Now I’m unfortunately going to have to ding the bag some points here. But take this with the understanding that I’m a big and tall guy, so your mileage may vary here. The straps themselves are very cushy with that 5mm EVA foam and edgeless design. But I personally found that when the bag was fully loaded with clothing and tech, I could really feel the weight on my shoulders. Enough so that I wouldn’t want to have to walk a great distance with a fully loaded pack. This is at least partially because the strap padding is not quite long enough for my particular body. Again, this may not be the case for you.
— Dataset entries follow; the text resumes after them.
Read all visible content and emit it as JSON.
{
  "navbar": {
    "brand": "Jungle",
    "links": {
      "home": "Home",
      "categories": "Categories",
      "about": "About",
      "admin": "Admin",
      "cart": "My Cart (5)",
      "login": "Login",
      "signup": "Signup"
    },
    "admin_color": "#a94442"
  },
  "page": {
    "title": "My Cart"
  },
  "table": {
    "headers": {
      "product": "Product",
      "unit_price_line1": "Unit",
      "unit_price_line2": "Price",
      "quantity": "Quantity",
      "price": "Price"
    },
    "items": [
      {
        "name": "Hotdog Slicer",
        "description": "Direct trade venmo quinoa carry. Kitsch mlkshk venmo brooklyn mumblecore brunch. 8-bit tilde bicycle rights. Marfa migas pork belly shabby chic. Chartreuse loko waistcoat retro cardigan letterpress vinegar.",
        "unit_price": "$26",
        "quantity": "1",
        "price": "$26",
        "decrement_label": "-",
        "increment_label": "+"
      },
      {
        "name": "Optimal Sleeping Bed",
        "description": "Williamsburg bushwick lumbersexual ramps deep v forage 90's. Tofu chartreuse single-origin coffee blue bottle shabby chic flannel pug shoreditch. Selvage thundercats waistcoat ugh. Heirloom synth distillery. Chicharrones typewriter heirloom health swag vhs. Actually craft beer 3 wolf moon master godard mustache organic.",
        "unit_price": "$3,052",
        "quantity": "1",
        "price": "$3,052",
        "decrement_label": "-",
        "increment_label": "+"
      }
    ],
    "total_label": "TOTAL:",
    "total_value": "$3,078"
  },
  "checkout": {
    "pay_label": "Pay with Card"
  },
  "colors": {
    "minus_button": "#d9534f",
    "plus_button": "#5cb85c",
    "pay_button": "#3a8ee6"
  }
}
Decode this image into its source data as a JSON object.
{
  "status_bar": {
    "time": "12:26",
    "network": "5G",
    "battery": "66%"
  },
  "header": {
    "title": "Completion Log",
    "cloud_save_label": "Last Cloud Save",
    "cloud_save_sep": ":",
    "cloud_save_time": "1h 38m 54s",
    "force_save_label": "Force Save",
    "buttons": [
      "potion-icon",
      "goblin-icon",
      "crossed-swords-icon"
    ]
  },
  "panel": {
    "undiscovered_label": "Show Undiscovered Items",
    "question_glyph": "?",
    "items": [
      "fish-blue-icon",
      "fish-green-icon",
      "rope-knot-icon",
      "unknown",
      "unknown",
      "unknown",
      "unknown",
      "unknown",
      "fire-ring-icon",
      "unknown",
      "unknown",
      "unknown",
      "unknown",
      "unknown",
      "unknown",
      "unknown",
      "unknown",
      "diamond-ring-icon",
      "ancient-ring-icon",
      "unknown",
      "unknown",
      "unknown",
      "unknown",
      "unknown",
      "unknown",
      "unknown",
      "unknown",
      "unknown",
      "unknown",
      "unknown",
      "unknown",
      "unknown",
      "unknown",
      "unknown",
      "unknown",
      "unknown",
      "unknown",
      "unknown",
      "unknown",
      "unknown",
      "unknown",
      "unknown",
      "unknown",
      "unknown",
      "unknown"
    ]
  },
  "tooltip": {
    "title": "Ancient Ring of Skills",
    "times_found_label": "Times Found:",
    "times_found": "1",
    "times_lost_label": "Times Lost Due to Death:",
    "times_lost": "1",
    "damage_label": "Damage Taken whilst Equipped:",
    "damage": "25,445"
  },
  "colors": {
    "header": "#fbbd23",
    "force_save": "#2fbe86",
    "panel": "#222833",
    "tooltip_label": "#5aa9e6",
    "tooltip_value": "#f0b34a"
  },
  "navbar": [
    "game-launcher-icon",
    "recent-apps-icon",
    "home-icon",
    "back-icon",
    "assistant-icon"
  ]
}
The size of the pack itself is very manageable. And the weight does stay centered on your back, never feeling like it pulls away, which is a plus. Other than that, when carrying the bag in suitcase mode it was perfectly comfortable in the hand thanks to that doubled-over webbing.
The Picton™ material isn’t exclusively waterproof but it is designed to be more water-resistant than its predecessors. Additionally, the zippers are not the AquaGuard variety. If you get caught in light rain, you’ll be fine. But if the weather takes a turn for the worse you’re going to need to deploy the (included) rain-fly which is located in a small hidden compartment at the bottom of the pack. It quickly and easily fits over the whole exterior of the bag so your stuff stays protected from the elements.
Spacious and easy-to-pack main compartment
Secure tech carry in the rear compartment
Thoughtfully designed exterior quick-access pockets
Quickly deployable rain-fly is excellent for poor weather
Not So Good
Water bottle pocket is a weak point if you like to hydrate
Strap padding length could be improved to accommodate more body types
If you pack heavy, you will feel the weight on your shoulders
The Minaal Carry-on 3.0 is a thoughtfully designed travel bag that hits in some areas and misses in others. I really appreciate their approach to designing for the perpetual traveler in building a product designed to be with the user for many years. I would have really liked to have seen a more comfortable harness for this size of pack, especially considering this has been redesigned from prior generations. But my issues may not impact all users equally. If you travel frequently and have optimized your packing system, the Minaal Carry-on 3.0 is a capable companion with a lifetime warranty that would be well suited for you.